» **What you are asked to do**
The required output is a number: how many lines of the data below include the string "Invoices".

Items from a dataset
• • • • •

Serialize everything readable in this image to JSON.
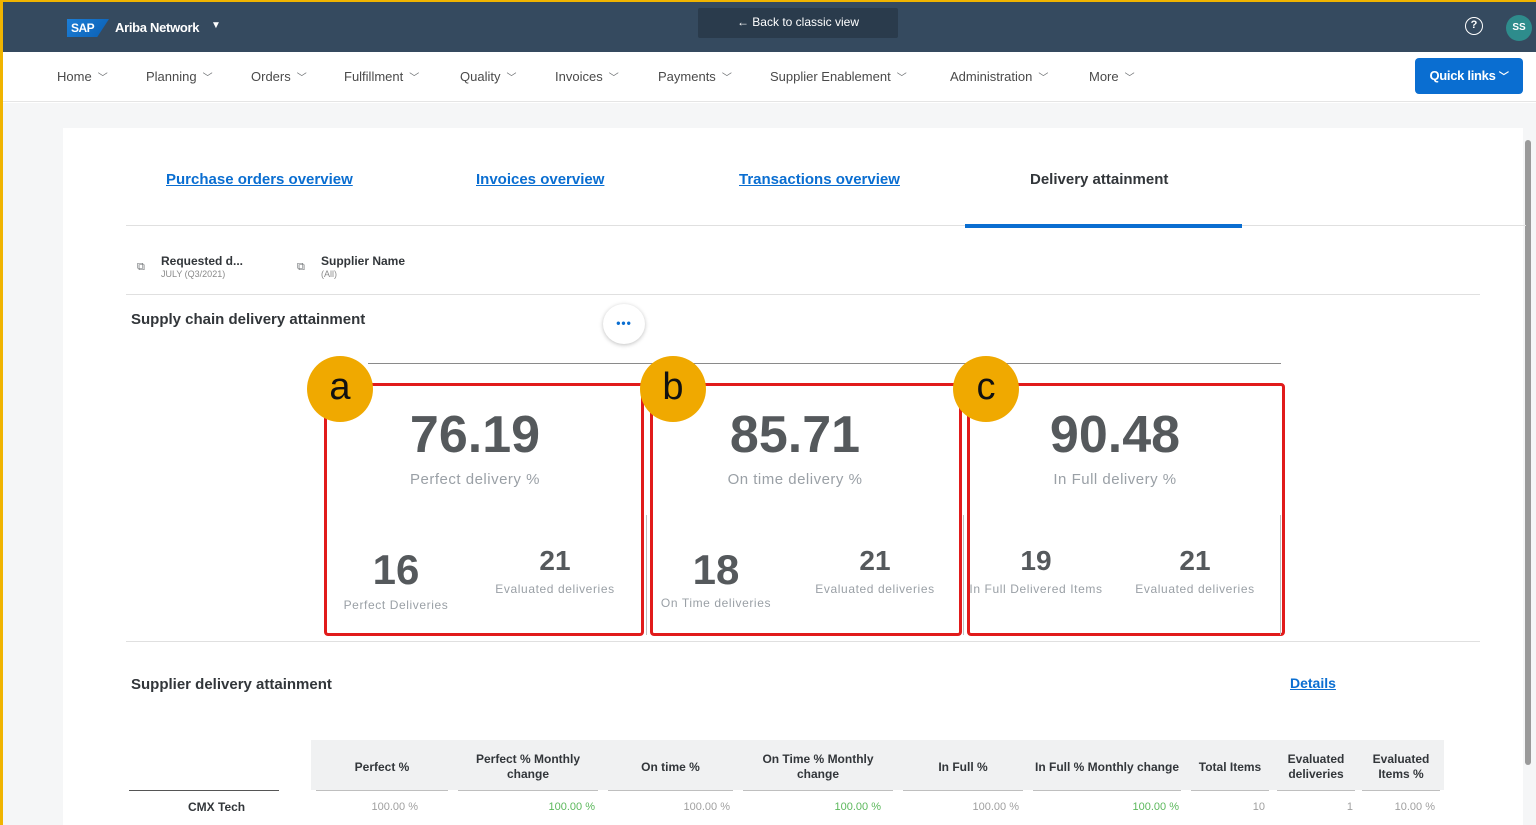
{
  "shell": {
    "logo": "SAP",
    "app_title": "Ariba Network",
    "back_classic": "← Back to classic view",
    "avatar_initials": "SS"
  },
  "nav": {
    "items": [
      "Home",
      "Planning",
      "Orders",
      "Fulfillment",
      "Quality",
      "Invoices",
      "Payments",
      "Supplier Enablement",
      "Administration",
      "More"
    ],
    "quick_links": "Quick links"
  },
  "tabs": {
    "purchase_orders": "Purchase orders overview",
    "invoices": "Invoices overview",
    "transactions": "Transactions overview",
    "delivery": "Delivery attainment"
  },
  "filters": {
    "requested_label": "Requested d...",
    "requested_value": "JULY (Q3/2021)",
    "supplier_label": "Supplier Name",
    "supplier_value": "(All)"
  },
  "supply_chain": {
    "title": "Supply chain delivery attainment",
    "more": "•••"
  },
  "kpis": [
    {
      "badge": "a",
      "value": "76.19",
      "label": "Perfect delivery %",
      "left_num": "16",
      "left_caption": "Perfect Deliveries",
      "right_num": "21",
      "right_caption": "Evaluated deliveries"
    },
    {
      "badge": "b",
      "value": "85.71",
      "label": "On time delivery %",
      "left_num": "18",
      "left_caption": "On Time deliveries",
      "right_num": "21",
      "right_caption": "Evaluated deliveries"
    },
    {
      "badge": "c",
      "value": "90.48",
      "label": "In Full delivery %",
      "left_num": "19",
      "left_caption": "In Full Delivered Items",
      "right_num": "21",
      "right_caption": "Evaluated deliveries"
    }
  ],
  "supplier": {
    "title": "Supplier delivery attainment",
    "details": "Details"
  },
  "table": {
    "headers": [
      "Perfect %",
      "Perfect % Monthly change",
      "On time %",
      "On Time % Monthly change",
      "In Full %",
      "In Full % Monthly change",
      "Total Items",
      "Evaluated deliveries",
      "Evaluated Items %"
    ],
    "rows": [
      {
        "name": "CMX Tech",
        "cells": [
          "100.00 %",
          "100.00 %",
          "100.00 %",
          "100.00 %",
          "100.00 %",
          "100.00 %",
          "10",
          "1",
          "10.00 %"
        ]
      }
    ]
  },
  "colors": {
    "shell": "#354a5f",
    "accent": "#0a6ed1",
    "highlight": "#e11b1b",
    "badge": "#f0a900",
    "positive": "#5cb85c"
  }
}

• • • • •

» **Problem solution**
2